We have already trained more than 550 people, who are working as entrepreneurs or as seamstresses, accompanied by designers who decided to employ them. Within this growth, we have the pleasure to announce that this September 2023, five of these teachers will visit the Parsons School in “Altos de Chavon,” to improve their instruction, knowledge, and ability skills. One of the courses they will take is on recycling.
Two years ago, Vistete de Sueños won the PISCCA award, from the French embassy in Venezuela, alongside the group “Mujeres Empoderadas de Petare” (Petare empowered women), which allowed us to open a second workshop and formalize our own methodology manual to keep replicating our work over the rest of Venezuela and the world. Thanks to this manual, we signed a great deal with the “Andrés Bello Catholic University” fashion school in Caracas. Currently, our professors are teaching part of their course in this school.
On a personal level, I have made enormous efforts in different areas. On one side, I have empowered men and women in our workshops by providing psychological help (mental health). On the other hand, we created awareness on our project so designers, who needed our seamstresses, would support us by recognizing the importance of our training.
In the year 2016, I visited Carolina Herrera in NY and asked her to donate some patterns for practical education purposes for our students. With her support, we have achieved a relationship with other designers, who are slowly getting closer to us and our program.
In the year 2021, Wes Gordon had the generosity of donating fabric. With one of these, we made a suit (using the Armando Piquer design) for the Orchestra Conductor, Elisa Vegas. This suit was used at the Chevron 100th Year Party celebration, which was attended by Chevron´s United States’ CEO. It was a great honor to be a part of this event.
The Andean Chamber of Development launched a Contemporary Art Contest in November 2022, where Venezuelan women were invited to feel like creators of a visual or utilitarian work. Vistete de Sueños participated amongst more than 500 people and placed as a semifinalist along 93 other participants (@proyectocreadoras). Our work remains exhibited at the National Art Gallery, which was remodeled to accommodate this exposition, consisting of a shirt and skirt made by the foundation’s students with the use of Carolina Herrera’s donated patterns.

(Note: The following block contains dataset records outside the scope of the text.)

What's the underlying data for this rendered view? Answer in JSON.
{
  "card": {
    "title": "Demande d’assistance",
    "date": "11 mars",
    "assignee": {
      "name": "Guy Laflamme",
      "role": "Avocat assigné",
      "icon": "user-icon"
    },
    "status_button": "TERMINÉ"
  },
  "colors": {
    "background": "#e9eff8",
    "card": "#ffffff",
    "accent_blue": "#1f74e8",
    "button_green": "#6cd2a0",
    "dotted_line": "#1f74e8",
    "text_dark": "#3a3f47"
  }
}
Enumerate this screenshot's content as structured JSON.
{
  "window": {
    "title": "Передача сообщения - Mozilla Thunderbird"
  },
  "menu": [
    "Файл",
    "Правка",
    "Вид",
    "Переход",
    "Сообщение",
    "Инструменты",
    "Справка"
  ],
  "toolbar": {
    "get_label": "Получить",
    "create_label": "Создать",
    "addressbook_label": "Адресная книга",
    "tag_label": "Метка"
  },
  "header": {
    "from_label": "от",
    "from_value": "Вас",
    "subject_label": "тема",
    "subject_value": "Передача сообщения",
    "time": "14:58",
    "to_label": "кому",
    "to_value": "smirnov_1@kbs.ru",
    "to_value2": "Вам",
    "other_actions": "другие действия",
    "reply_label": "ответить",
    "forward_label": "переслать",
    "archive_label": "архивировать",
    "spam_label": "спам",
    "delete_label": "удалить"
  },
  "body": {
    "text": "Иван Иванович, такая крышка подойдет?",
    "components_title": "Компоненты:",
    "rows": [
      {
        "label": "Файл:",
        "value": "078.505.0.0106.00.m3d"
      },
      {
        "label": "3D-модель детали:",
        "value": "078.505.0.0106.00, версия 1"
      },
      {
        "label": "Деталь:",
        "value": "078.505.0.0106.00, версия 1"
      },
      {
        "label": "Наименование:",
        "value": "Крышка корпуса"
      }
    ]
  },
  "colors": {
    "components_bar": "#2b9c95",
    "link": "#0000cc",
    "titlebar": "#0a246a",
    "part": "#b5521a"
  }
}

Vistete de Sueños seeks to make a call to the fashion industry to collaborate in these type of projects by giving importance to the ones behind each piece of clothes: the seamstresses. This translates to the empowerment and the feeling of being part of one big family.
In this moment, we find ourselves working on special projects for the Ayacucho Symphonic Orchestra: the uniforms they will use during their performances. Ensuring that they wear dignified, beautiful, and well-made suits designed by our students.
According to studies, five people benefit in the environment of each graduated student. We also have 10 professors who started out as students. In the workshop, multiple commissioned jobs have been done, which provide us with income to sustain the foundation. We are very proud of our achievements.
Finally, a great dream of mine is to replicate what my brother, Antonio Parés, is designing with the Mithun firm (which won the USA architecture prize in 2023), in Morganton, North Carolina with “The Industrial Commons (TIC) Innovation Center,” where its motto is “work for the common good.” Replicating a Venezuelan textile factory model, with human rights, innovation camps, workshops, production, amongst others.